▶ **PROBLEM REQUIREMENTS**: Going through the material below, please gather all lines with the word "screenshot" in them.

▶ **PROVIDED RECORDS**:
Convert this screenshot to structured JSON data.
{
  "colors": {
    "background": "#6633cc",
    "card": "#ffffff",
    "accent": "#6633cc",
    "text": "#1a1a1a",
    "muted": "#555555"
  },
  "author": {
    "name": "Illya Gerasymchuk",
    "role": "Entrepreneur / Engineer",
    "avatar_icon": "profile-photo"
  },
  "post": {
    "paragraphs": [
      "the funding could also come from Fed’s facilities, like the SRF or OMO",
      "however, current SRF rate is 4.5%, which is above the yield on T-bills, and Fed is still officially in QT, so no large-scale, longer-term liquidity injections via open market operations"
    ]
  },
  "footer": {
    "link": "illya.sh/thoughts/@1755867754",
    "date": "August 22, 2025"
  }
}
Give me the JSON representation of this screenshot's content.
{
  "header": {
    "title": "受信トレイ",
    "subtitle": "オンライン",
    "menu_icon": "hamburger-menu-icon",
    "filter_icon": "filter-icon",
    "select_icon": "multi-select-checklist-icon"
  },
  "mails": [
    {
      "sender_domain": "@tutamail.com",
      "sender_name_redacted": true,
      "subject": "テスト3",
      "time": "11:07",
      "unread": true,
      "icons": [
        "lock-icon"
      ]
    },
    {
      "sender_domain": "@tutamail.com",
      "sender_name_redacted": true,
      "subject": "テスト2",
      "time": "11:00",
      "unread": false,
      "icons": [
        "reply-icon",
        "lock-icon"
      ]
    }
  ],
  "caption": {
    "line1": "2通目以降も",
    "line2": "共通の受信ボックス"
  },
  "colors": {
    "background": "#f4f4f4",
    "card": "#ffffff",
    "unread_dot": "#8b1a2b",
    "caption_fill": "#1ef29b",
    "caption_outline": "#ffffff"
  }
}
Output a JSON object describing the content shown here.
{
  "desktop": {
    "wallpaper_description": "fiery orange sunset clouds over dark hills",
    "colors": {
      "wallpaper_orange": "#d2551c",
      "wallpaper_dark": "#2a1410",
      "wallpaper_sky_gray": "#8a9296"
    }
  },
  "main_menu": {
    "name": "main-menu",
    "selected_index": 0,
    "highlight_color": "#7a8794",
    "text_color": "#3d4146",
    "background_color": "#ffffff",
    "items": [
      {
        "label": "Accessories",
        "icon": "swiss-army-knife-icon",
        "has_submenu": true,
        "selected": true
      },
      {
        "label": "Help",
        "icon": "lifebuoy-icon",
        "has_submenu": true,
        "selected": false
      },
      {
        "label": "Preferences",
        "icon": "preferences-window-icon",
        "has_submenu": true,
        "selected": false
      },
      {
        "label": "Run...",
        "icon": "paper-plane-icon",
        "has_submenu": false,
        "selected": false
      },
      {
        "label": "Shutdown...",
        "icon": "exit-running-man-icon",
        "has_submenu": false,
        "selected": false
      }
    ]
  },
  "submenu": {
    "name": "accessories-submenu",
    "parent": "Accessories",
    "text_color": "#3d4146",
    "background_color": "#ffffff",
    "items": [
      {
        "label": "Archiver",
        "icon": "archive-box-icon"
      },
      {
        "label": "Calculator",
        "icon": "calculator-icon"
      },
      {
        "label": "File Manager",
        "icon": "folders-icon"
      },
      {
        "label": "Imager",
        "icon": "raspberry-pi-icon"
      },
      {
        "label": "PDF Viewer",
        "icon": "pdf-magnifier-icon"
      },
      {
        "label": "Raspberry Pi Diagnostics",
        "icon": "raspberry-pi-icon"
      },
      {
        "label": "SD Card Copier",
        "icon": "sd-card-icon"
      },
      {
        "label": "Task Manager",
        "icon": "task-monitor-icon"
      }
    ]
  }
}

▶ **WORKED SOLUTION**:
Convert this screenshot to structured JSON data.
Give me the JSON representation of this screenshot's content.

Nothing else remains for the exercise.